Report the lines of the material that carry the string "success".
=== DATA RECORDS ===
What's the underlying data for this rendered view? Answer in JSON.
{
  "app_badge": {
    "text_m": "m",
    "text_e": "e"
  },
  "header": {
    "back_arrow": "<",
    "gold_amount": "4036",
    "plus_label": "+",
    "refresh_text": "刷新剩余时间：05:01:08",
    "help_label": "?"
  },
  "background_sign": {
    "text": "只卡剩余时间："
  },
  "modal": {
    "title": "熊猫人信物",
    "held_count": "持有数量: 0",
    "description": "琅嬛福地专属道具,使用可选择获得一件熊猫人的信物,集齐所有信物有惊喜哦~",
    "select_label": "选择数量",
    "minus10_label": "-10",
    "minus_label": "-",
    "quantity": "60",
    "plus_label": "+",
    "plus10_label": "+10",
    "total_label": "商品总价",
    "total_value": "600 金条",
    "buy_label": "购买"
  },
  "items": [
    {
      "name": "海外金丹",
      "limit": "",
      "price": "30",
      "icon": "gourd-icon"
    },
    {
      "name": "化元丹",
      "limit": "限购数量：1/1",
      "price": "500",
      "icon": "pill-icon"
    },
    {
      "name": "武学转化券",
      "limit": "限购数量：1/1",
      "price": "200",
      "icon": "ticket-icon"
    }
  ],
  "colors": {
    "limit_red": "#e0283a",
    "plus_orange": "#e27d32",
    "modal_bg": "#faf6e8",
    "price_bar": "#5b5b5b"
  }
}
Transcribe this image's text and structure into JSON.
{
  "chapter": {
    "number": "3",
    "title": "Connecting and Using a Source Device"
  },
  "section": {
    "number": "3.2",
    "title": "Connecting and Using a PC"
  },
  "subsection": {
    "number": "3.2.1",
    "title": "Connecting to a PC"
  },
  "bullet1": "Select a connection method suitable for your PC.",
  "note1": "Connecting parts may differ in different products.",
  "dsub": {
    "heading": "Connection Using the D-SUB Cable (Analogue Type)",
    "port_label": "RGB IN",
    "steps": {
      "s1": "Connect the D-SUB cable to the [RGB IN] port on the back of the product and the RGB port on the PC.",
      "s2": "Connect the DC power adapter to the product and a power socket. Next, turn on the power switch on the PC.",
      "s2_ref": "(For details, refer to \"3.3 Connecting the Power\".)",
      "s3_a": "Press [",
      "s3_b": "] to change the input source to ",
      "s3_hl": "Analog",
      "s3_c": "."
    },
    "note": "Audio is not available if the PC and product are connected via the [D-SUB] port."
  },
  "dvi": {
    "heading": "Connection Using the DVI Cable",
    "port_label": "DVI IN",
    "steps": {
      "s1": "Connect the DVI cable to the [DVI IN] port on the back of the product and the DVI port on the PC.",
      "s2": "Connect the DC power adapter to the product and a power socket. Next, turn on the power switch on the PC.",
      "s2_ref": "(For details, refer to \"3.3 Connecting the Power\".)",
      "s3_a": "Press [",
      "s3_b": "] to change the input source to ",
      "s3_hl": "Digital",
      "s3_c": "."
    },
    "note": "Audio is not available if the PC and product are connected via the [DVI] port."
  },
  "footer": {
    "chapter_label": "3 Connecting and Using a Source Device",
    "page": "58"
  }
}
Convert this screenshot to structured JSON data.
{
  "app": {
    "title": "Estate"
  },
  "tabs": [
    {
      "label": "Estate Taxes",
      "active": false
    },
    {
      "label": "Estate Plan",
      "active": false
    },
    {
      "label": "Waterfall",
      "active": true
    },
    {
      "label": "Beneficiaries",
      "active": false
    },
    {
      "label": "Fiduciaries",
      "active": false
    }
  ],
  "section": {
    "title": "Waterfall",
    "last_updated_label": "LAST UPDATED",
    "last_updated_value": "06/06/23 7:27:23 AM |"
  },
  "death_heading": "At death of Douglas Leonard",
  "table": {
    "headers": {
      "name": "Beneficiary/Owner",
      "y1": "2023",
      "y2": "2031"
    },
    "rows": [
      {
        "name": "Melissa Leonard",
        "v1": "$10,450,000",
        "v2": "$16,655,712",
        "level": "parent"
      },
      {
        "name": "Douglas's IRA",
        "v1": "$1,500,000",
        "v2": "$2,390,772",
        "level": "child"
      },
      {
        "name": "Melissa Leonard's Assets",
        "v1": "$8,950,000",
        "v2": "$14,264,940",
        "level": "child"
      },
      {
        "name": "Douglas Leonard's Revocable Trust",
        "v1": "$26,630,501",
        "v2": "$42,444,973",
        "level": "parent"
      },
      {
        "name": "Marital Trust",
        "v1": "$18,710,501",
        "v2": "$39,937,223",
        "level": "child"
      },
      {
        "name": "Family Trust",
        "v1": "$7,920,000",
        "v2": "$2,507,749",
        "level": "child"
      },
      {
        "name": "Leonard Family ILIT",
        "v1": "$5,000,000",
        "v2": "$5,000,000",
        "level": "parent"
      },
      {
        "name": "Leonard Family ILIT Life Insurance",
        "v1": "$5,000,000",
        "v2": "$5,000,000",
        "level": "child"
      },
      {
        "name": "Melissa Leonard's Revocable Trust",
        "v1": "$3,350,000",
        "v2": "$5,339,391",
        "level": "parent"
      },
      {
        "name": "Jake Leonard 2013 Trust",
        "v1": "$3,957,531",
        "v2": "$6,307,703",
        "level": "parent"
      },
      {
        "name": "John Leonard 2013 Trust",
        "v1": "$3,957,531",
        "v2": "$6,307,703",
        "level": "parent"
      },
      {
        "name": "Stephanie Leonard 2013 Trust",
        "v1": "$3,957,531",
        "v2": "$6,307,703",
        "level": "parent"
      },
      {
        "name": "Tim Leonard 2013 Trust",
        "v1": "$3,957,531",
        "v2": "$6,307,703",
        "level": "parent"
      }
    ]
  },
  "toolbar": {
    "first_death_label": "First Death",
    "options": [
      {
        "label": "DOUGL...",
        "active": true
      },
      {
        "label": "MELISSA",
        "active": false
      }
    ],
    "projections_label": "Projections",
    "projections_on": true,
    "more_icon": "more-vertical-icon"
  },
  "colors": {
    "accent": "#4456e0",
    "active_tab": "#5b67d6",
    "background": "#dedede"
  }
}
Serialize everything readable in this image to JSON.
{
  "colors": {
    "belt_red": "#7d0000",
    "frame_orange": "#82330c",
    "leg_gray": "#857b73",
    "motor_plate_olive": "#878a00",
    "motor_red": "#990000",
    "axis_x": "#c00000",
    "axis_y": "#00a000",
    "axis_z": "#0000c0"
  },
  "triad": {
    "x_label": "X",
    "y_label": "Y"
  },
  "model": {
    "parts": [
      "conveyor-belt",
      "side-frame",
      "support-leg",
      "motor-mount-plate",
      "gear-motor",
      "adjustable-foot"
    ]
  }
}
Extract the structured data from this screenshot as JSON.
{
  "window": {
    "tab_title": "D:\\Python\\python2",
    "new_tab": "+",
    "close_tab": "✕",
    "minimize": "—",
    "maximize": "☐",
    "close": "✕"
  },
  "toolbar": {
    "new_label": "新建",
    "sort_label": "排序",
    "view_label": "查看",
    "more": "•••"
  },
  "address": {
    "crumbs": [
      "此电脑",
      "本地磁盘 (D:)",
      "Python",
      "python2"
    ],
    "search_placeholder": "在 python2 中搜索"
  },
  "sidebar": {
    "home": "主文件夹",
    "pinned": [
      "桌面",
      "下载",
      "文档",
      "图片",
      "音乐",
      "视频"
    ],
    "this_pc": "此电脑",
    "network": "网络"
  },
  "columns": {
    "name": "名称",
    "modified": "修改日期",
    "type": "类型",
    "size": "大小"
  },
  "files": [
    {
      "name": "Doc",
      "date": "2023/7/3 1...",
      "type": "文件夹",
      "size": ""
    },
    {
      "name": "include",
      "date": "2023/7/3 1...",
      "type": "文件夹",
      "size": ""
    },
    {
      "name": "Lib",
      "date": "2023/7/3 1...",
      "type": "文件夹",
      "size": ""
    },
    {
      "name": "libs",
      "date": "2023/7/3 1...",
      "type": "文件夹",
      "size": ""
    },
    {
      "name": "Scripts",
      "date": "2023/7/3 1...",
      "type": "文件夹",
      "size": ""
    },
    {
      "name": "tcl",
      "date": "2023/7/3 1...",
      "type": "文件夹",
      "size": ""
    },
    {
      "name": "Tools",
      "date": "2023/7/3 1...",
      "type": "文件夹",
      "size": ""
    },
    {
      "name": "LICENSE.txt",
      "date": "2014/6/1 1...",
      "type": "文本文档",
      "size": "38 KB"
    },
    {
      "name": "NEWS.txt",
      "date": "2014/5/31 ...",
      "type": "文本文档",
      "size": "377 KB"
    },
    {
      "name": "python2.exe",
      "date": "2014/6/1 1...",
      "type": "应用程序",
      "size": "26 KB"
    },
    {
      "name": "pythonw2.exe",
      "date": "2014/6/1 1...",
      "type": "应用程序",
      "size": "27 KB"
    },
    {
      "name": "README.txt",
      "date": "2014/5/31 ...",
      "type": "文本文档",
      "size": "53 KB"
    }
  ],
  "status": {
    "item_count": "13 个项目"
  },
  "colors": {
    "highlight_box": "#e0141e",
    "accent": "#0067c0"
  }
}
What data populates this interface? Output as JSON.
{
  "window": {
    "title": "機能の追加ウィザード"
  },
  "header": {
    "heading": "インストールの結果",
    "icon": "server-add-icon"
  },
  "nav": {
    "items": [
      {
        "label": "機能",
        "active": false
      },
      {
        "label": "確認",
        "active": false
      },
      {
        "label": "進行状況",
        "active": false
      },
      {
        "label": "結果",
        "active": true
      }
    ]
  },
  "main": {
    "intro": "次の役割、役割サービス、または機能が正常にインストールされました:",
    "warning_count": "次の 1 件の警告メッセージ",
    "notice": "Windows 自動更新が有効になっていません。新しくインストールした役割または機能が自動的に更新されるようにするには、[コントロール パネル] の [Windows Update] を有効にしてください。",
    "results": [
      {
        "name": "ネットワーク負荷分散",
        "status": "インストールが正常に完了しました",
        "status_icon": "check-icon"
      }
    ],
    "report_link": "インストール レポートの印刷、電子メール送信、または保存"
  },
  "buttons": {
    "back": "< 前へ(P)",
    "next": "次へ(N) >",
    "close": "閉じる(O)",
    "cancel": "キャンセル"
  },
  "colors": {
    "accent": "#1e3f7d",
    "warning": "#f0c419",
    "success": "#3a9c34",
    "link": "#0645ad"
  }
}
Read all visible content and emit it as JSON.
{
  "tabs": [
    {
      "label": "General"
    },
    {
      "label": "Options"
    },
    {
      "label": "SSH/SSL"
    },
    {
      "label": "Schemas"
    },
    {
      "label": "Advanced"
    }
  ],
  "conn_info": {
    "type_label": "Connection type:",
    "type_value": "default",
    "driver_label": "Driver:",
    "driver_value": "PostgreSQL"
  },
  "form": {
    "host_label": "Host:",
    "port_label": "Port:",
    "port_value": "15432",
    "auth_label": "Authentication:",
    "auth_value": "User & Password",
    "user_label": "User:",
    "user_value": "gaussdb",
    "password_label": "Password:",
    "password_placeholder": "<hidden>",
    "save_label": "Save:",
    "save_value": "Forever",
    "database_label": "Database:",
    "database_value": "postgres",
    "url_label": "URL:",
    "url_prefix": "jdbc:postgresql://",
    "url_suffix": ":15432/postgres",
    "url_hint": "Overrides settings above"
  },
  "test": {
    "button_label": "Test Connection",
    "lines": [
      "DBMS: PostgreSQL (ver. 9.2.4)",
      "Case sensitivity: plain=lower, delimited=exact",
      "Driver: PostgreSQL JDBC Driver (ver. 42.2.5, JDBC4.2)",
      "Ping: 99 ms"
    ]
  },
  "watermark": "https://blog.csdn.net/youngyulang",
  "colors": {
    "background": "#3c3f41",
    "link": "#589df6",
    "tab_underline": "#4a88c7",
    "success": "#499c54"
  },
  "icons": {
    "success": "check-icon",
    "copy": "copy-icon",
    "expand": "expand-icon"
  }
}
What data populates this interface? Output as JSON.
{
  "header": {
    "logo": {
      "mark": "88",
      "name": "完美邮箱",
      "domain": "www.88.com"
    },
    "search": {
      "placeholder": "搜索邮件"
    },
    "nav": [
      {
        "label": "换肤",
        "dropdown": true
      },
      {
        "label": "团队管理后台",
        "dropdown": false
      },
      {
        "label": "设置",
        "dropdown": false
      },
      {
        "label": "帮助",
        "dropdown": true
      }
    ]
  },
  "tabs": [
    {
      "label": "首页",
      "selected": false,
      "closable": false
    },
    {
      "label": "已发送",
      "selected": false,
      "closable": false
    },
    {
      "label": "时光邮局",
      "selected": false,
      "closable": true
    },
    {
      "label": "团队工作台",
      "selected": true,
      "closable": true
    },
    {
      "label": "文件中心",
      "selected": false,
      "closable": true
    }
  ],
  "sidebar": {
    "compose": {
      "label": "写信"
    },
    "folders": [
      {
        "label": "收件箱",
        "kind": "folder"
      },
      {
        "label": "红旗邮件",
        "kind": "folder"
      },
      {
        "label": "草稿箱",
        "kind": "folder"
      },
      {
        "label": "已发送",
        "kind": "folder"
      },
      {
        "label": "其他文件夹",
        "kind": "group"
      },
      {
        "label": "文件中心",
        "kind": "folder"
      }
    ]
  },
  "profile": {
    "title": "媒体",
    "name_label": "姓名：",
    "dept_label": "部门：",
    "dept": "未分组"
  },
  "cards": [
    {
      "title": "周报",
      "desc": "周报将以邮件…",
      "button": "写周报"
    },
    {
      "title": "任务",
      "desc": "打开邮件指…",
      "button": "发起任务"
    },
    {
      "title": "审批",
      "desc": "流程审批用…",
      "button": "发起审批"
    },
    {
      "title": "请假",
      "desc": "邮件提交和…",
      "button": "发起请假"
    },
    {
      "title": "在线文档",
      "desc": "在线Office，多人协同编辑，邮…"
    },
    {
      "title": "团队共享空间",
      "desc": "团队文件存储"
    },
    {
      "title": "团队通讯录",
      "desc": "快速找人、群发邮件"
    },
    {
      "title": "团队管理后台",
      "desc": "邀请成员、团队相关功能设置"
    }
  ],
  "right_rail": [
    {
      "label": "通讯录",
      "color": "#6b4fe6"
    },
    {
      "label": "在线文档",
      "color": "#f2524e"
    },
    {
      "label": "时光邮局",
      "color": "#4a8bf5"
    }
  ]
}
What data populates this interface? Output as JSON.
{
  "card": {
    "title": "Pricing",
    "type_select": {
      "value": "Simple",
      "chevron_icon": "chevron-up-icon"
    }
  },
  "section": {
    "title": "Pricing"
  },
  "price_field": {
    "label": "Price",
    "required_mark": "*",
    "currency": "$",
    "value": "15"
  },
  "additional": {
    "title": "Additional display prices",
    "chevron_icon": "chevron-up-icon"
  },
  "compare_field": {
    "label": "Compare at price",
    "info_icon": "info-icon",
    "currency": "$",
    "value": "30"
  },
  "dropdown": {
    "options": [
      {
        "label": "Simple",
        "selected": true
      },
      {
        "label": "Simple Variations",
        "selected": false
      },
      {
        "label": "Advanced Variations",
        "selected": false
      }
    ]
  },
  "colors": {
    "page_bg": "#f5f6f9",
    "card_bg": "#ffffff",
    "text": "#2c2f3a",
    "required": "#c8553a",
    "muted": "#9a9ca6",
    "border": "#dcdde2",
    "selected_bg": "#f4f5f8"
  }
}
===
__ANSWER AREA__.
    "success": "#3a9c34",
    "success": "#499c54"
    "success": "check-icon",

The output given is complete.